BEGIN Data extracts

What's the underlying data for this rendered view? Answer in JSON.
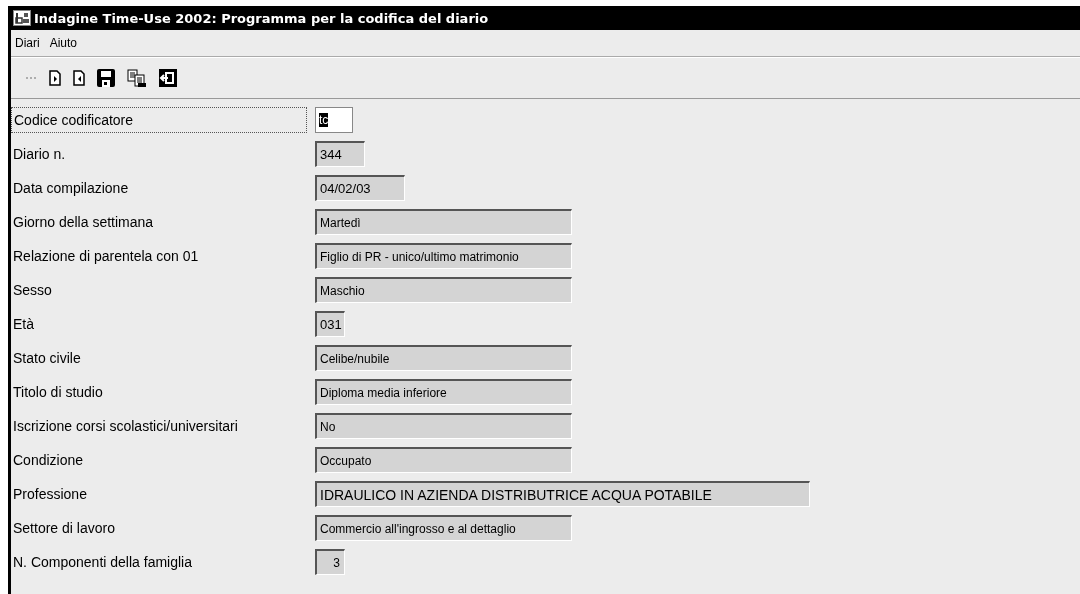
{
  "window": {
    "title": "Indagine Time-Use 2002: Programma per la codifica del diario"
  },
  "menu": [
    "Diari",
    "Aiuto"
  ],
  "form": [
    {
      "label": "Codice codificatore",
      "value": "tc",
      "kind": "focused"
    },
    {
      "label": "Diario n.",
      "value": "344",
      "kind": "readonly"
    },
    {
      "label": "Data compilazione",
      "value": "04/02/03",
      "kind": "readonly"
    },
    {
      "label": "Giorno della settimana",
      "value": "Martedì",
      "kind": "readonly"
    },
    {
      "label": "Relazione di parentela con 01",
      "value": "Figlio di PR - unico/ultimo matrimonio",
      "kind": "readonly"
    },
    {
      "label": "Sesso",
      "value": "Maschio",
      "kind": "readonly"
    },
    {
      "label": "Età",
      "value": "031",
      "kind": "readonly"
    },
    {
      "label": "Stato civile",
      "value": "Celibe/nubile",
      "kind": "readonly"
    },
    {
      "label": "Titolo di studio",
      "value": "Diploma media inferiore",
      "kind": "readonly"
    },
    {
      "label": "Iscrizione corsi scolastici/universitari",
      "value": "No",
      "kind": "readonly"
    },
    {
      "label": "Condizione",
      "value": "Occupato",
      "kind": "readonly"
    },
    {
      "label": "Professione",
      "value": "IDRAULICO IN AZIENDA DISTRIBUTRICE ACQUA POTABILE",
      "kind": "readonly"
    },
    {
      "label": "Settore di lavoro",
      "value": "Commercio all'ingrosso e al dettaglio",
      "kind": "readonly"
    },
    {
      "label": "N. Componenti della famiglia",
      "value": "3",
      "kind": "readonly"
    }
  ]
}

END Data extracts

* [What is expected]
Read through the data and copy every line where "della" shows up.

* [Task response]
      "label": "Giorno della settimana",
      "label": "N. Componenti della famiglia",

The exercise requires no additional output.